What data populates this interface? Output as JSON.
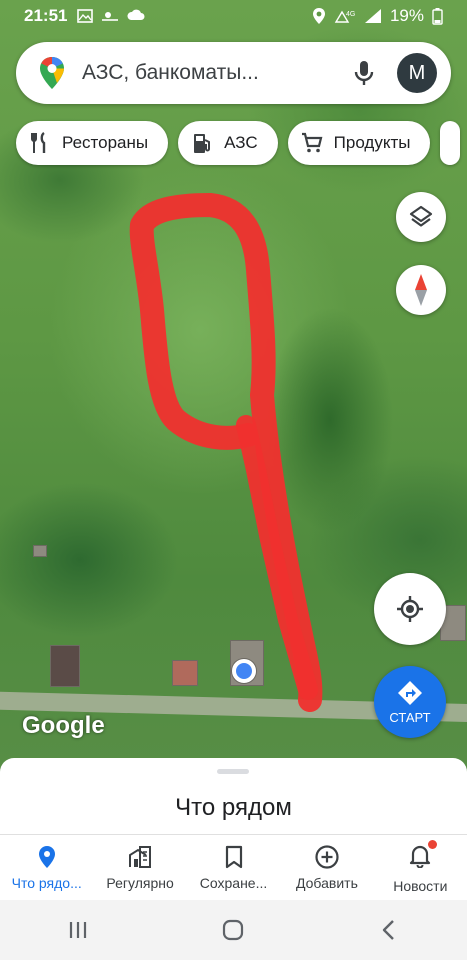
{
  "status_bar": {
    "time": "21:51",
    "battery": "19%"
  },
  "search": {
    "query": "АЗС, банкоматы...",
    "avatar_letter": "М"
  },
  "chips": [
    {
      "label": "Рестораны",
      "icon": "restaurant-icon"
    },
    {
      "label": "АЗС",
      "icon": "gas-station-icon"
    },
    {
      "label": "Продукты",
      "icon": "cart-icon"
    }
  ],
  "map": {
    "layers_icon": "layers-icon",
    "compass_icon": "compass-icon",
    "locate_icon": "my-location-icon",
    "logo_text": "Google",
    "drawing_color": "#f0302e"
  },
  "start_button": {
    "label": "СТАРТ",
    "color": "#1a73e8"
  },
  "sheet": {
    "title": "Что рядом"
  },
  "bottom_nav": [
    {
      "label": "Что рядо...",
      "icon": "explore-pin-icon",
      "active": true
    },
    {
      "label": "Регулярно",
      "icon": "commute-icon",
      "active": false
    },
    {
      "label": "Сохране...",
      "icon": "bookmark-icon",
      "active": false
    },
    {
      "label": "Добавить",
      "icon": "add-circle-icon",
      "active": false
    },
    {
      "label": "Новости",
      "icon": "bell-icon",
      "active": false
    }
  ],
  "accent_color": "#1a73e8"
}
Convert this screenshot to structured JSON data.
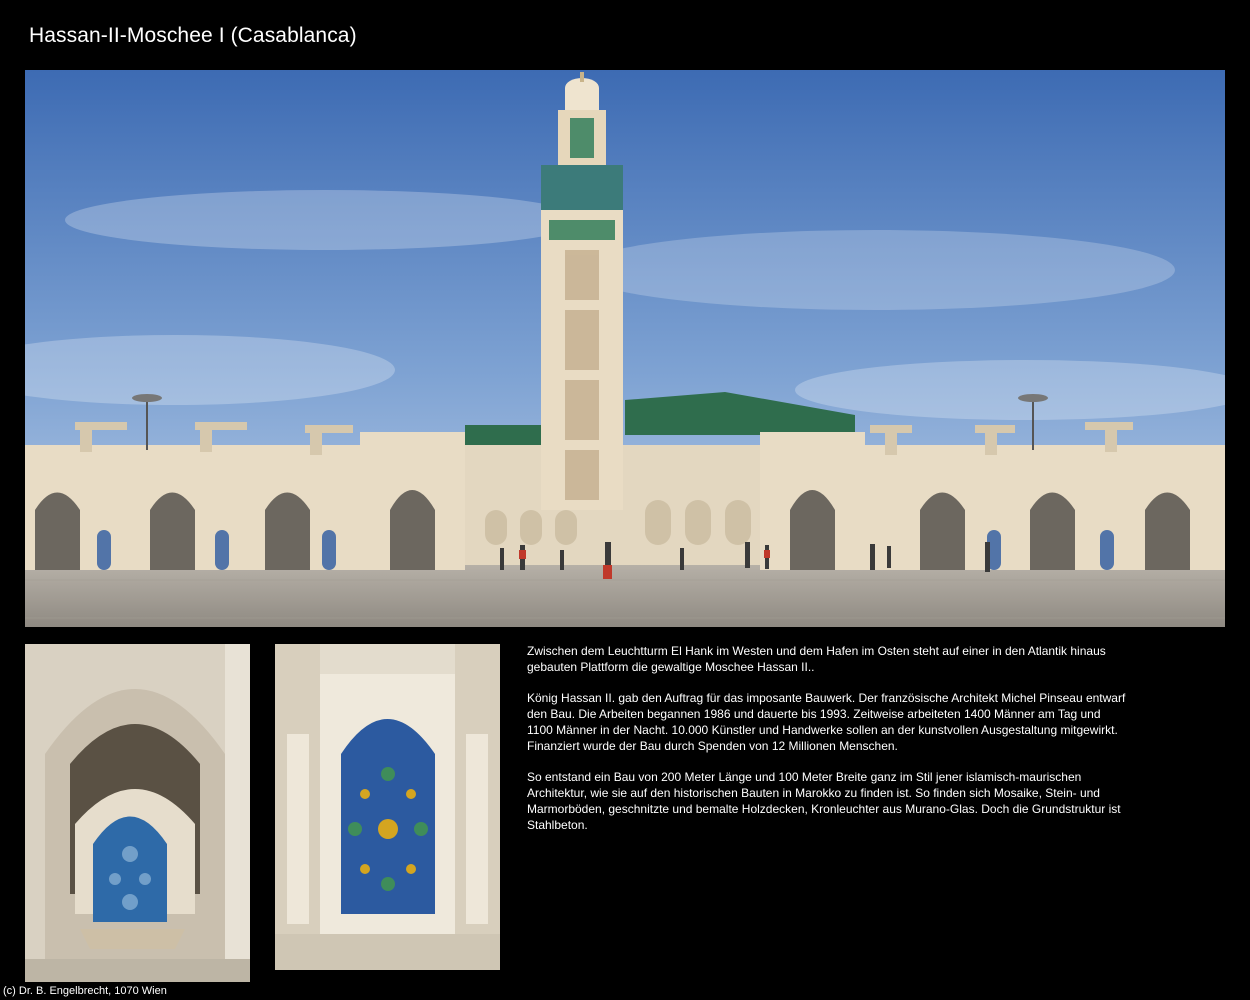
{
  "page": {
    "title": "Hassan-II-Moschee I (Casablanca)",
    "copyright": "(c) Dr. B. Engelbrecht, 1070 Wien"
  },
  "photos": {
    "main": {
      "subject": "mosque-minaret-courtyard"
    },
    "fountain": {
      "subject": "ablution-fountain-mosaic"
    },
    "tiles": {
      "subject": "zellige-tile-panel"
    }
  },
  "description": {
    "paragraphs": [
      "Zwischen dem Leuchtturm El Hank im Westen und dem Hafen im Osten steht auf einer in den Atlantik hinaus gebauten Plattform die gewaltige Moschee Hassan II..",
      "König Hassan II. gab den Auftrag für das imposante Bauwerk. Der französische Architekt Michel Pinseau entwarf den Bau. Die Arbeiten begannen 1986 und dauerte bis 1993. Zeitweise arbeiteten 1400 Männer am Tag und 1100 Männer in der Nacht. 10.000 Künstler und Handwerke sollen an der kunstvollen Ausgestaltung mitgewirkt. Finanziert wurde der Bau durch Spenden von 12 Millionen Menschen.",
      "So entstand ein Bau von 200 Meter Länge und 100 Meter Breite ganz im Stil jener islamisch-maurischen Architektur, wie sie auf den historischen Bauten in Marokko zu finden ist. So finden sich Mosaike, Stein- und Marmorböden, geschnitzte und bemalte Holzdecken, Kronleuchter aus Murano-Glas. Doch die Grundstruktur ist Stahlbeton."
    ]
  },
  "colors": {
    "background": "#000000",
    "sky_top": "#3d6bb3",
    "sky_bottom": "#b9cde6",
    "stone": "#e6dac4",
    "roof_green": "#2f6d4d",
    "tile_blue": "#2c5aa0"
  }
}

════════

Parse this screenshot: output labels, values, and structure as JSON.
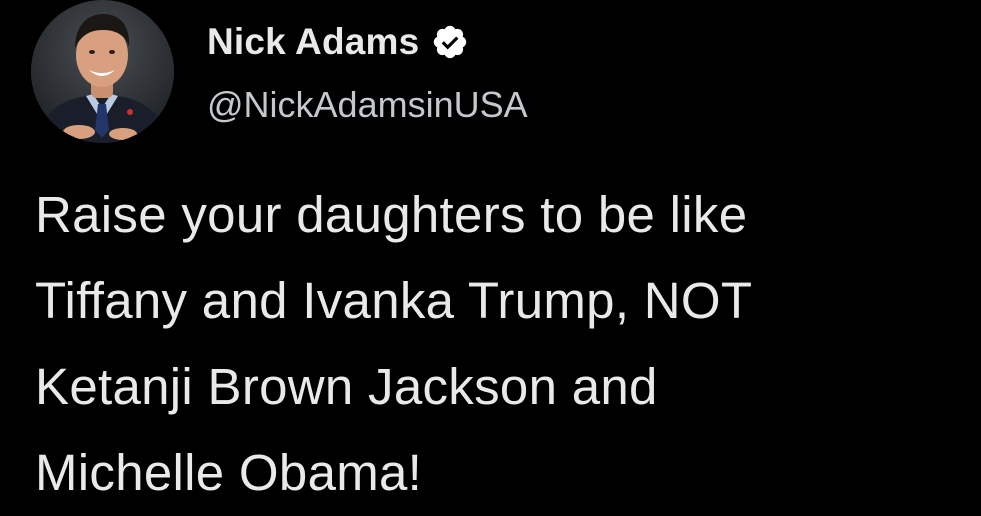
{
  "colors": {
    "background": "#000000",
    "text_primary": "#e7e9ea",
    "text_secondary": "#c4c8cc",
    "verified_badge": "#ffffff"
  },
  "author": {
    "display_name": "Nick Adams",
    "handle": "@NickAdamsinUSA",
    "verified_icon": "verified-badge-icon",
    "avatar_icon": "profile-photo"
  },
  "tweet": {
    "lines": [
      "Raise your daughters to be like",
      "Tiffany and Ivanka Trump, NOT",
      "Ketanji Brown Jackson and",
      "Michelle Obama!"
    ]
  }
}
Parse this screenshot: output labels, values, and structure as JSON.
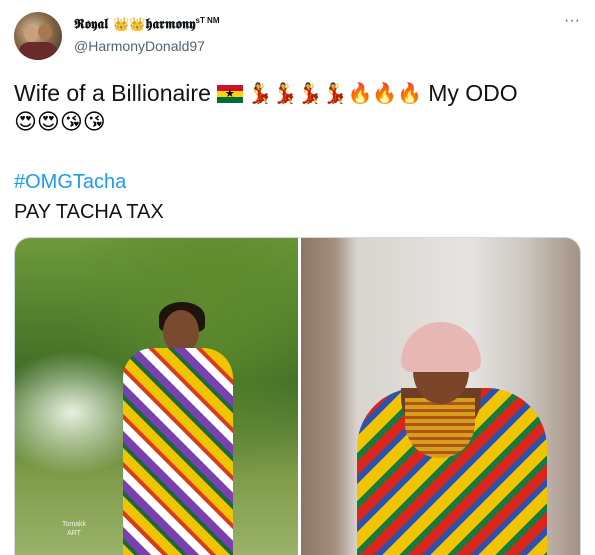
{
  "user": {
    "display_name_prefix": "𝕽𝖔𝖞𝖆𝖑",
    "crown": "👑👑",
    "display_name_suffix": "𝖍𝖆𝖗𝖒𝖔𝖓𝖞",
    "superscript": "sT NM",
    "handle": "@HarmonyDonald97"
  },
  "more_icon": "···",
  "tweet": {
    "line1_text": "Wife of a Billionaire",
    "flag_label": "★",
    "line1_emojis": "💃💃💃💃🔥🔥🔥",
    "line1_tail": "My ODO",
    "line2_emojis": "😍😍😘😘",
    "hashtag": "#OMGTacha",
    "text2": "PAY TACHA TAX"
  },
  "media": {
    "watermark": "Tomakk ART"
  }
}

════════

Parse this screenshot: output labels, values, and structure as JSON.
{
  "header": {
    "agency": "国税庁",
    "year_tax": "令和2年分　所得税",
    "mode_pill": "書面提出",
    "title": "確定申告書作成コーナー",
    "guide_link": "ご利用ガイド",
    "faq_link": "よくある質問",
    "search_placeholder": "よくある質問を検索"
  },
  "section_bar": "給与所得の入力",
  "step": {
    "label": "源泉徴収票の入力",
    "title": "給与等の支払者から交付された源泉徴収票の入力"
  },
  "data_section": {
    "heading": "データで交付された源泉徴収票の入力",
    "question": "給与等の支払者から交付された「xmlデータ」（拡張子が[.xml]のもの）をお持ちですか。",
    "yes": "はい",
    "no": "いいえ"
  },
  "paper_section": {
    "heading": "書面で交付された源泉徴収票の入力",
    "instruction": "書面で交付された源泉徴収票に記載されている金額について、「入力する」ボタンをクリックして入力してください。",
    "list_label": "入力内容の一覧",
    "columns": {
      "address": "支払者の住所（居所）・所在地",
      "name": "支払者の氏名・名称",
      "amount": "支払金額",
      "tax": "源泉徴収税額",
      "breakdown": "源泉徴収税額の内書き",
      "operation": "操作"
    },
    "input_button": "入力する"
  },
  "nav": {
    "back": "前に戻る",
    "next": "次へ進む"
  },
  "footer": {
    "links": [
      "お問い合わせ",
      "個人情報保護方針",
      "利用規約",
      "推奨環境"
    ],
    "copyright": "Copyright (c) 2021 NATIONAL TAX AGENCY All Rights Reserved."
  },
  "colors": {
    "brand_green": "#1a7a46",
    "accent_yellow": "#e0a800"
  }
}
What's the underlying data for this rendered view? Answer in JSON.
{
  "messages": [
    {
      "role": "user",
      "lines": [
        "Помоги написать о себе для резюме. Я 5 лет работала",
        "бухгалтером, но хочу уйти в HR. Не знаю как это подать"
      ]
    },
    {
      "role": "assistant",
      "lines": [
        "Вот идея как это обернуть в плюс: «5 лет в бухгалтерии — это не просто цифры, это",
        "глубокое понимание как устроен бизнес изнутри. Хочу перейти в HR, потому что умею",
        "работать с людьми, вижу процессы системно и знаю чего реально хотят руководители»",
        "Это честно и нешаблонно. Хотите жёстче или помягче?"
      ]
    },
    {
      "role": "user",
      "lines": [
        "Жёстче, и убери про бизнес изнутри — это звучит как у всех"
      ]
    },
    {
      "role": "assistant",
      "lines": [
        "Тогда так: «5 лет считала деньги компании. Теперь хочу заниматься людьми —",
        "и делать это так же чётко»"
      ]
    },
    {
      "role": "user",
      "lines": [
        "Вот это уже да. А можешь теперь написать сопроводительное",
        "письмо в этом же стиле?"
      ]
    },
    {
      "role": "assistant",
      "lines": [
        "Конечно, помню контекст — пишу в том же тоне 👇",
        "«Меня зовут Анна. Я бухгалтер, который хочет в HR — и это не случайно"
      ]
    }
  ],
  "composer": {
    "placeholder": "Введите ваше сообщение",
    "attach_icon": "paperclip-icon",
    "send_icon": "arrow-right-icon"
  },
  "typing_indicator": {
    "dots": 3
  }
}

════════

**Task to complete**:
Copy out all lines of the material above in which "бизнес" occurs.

**Written answer**:
        "глубокое понимание как устроен бизнес изнутри. Хочу перейти в HR, потому что умею",
        "Жёстче, и убери про бизнес изнутри — это звучит как у всех"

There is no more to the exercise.